What are the hardest parts related to this work?
There are a few difficult things about my work. One of those is that it requires a lot of writing: grants, proposals, ethics approvals, presentations, papers, etc… The other is linked to doing research in forensic anthropology, because we are dealing with death. One project required me to read through a files related to fatal accidents and homicides of children aged from birth to 18 years. It was sometimes hard to read the circumstances of the death, but I think that the results of the project have been worth it.
Is it hard to manage both career and private life? How do you manage both?
One of the hardest parts of academic work is that you are not completely in control of either your location or your program of work. Because research positions and funding are not growing in proportion with the increase in students completing research degrees, competition for resources can be fierce. Part of that is a fun challenge: where in the world will you end up working? What research projects can you pursue that will be meaningful for others? Unfortunately, it means balancing your career and your personal relationships with friends, family, significant others.

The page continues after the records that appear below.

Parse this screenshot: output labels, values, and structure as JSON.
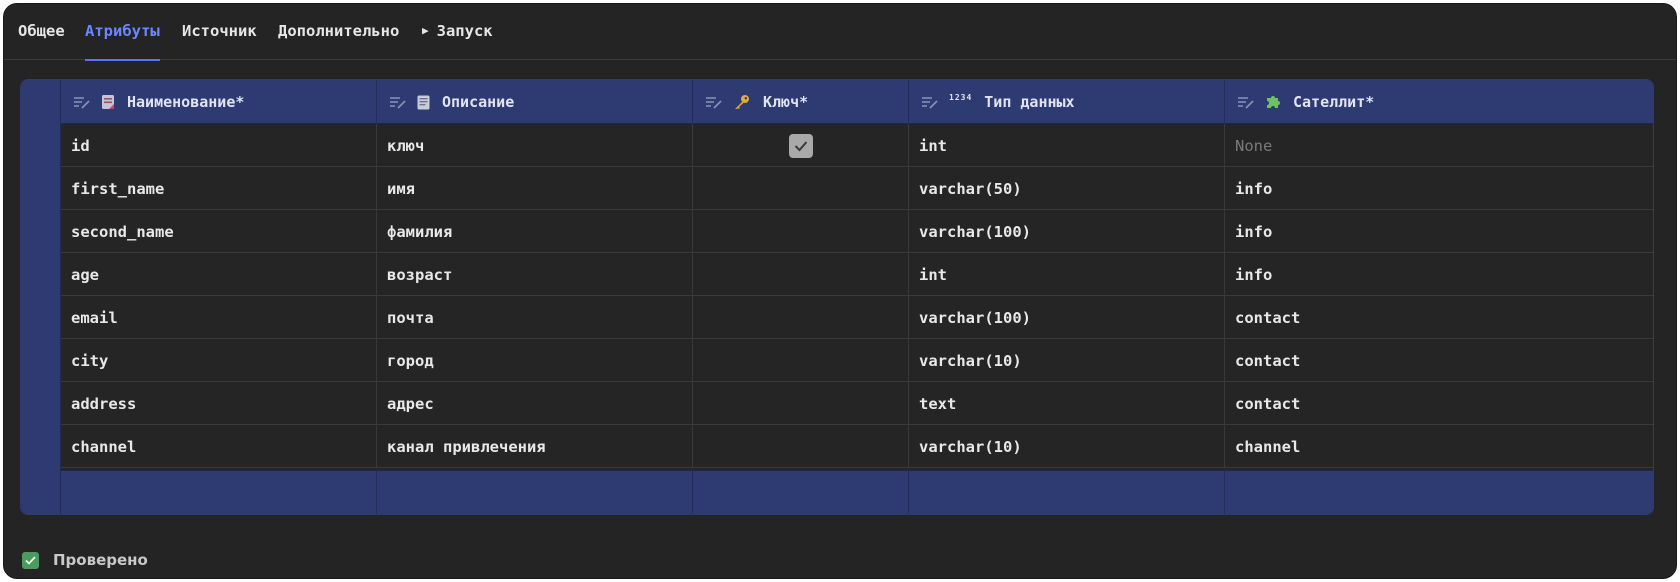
{
  "tabs": [
    {
      "label": "Общее"
    },
    {
      "label": "Атрибуты"
    },
    {
      "label": "Источник"
    },
    {
      "label": "Дополнительно"
    },
    {
      "label": "Запуск",
      "icon": "play-icon"
    }
  ],
  "active_tab": "Атрибуты",
  "columns": [
    {
      "label": "Наименование*",
      "icon": "document-icon"
    },
    {
      "label": "Описание",
      "icon": "note-icon"
    },
    {
      "label": "Ключ*",
      "icon": "key-icon"
    },
    {
      "label": "Тип данных",
      "icon": "numbers-icon",
      "icon_text": "1234"
    },
    {
      "label": "Сателлит*",
      "icon": "puzzle-icon"
    }
  ],
  "rows": [
    {
      "name": "id",
      "description": "ключ",
      "key": true,
      "type": "int",
      "satellite": "None"
    },
    {
      "name": "first_name",
      "description": "имя",
      "key": false,
      "type": "varchar(50)",
      "satellite": "info"
    },
    {
      "name": "second_name",
      "description": "фамилия",
      "key": false,
      "type": "varchar(100)",
      "satellite": "info"
    },
    {
      "name": "age",
      "description": "возраст",
      "key": false,
      "type": "int",
      "satellite": "info"
    },
    {
      "name": "email",
      "description": "почта",
      "key": false,
      "type": "varchar(100)",
      "satellite": "contact"
    },
    {
      "name": "city",
      "description": "город",
      "key": false,
      "type": "varchar(10)",
      "satellite": "contact"
    },
    {
      "name": "address",
      "description": "адрес",
      "key": false,
      "type": "text",
      "satellite": "contact"
    },
    {
      "name": "channel",
      "description": "канал привлечения",
      "key": false,
      "type": "varchar(10)",
      "satellite": "channel"
    }
  ],
  "status": {
    "label": "Проверено",
    "icon": "check-icon"
  },
  "colors": {
    "accent": "#6b86ff",
    "header_bg": "#2e3a72",
    "background": "#242424",
    "status_ok": "#4b9a5f"
  }
}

It’s not always easy. Lately, I’ve come to accept that it’s impossible to be completely focused on both at the same time. During some periods, sometimes weeks or months, my days center on research. Even at home, I sometimes cannot get my thoughts off of the topics I am working on in the lab. This can make me a distracted listener, so during those periods I tend to spend less time at home or with friends. And during other periods, I put science on the back burner and dedicate myself to catching up with my loved ones. Sometimes, I don’t even read a research article for weeks! These cycles come naturally to me, and they are essential to refreshing my mind and keeping my relationships strong. I guess I have realized that multitasking is not my strong suit.

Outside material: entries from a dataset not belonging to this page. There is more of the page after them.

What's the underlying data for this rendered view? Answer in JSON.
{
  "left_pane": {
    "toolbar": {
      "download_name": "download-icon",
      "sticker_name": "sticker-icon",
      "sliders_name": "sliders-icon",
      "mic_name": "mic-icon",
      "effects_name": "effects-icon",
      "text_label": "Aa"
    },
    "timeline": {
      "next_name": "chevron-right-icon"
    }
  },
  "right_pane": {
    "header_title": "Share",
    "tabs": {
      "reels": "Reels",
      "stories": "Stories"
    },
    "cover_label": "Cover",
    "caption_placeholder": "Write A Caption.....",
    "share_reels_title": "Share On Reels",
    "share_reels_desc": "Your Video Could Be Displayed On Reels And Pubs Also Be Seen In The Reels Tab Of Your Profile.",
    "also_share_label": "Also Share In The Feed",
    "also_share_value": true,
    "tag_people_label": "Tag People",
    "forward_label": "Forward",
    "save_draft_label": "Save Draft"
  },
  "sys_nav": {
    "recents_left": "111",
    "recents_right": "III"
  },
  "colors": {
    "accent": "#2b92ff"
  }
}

Besides your scientific interests, what are your personal interests?
Like many other academics, I am a fan of endurance sports. Last year, I finished my first 50km trail running race – since it was in the mountains, it took me just shy of 8 hours!
What I didn’t expect when I started long distance running is that it would give my brain the time to think through any problems I was facing in my research. Many of my best ideas were born on the trails surrounding my university. I also like to rock climb – it’s a completely different kind of sport which helps me work on my focus.
Outside of that, I really enjoy reading pretty much anything about humans. I follow a number of blogs (for example Sapiens.org). When something catches my interest, I do some background research about the topic and sometimes blog about it myself.
Right now, I’m reading Sapiens by Yual Noah Harari, and Robert Sapolsky’s new book Behave is up next. I have to admit that I also read a lot of fiction: I just finished Half of a Yellow Sun and Purple Hibiscus by Chimamanda Ngozi Adichie, who is a phenomenal storyteller.
If you had the option to give advice to a younger version of yourself, what would that be?
Don’t worry so much. Work hard, of course, but enjoying life is just as important. Somehow things have a way of working themselves out.
In your opinion, which changes, if any, are needed in the scientific system to be more attractive to female scientists and possible future scientists?
One thing I’ve been thinking about is the time it takes between finishing a PhD and getting a first permanent position. In many fields, because the job market has been so difficult in the last decade, this is rising to 5-10 years, and requires long distance moves to take contracts lasting 2-3 years at most. This kind of lifestyle, combined with other obstacles women face in job competitions, can dissuade women from pushing onwards. If we want to increase female representation in university faculty, I firmly believe departments need to start thinking about hiring early career scholars a few years out of their Ph.D.